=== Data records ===
- Opening Delimiter -

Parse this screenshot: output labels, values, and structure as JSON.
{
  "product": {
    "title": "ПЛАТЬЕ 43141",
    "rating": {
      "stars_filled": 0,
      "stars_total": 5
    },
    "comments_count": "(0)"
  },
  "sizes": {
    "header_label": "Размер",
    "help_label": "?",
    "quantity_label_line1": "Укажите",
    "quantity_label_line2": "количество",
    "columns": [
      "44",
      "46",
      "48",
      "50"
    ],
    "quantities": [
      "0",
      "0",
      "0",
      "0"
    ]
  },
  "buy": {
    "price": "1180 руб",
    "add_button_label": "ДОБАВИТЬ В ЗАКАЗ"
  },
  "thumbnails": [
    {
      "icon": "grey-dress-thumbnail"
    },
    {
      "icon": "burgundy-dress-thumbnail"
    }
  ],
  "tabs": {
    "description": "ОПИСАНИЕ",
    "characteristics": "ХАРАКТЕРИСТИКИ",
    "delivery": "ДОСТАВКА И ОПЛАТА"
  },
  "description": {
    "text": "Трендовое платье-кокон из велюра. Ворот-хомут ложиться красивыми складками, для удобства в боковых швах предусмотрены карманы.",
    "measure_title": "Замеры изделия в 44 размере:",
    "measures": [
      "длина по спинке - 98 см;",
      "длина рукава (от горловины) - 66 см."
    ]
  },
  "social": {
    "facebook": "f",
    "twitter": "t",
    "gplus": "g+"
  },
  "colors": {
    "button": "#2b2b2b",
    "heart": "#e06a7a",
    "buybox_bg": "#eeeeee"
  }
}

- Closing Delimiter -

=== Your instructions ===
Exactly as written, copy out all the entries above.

=== Written reply ===
Parse this screenshot: output labels, values, and structure as JSON.
{
  "product": {
    "title": "ПЛАТЬЕ 43141",
    "rating": {
      "stars_filled": 0,
      "stars_total": 5
    },
    "comments_count": "(0)"
  },
  "sizes": {
    "header_label": "Размер",
    "help_label": "?",
    "quantity_label_line1": "Укажите",
    "quantity_label_line2": "количество",
    "columns": [
      "44",
      "46",
      "48",
      "50"
    ],
    "quantities": [
      "0",
      "0",
      "0",
      "0"
    ]
  },
  "buy": {
    "price": "1180 руб",
    "add_button_label": "ДОБАВИТЬ В ЗАКАЗ"
  },
  "thumbnails": [
    {
      "icon": "grey-dress-thumbnail"
    },
    {
      "icon": "burgundy-dress-thumbnail"
    }
  ],
  "tabs": {
    "description": "ОПИСАНИЕ",
    "characteristics": "ХАРАКТЕРИСТИКИ",
    "delivery": "ДОСТАВКА И ОПЛАТА"
  },
  "description": {
    "text": "Трендовое платье-кокон из велюра. Ворот-хомут ложиться красивыми складками, для удобства в боковых швах предусмотрены карманы.",
    "measure_title": "Замеры изделия в 44 размере:",
    "measures": [
      "длина по спинке - 98 см;",
      "длина рукава (от горловины) - 66 см."
    ]
  },
  "social": {
    "facebook": "f",
    "twitter": "t",
    "gplus": "g+"
  },
  "colors": {
    "button": "#2b2b2b",
    "heart": "#e06a7a",
    "buybox_bg": "#eeeeee"
  }
}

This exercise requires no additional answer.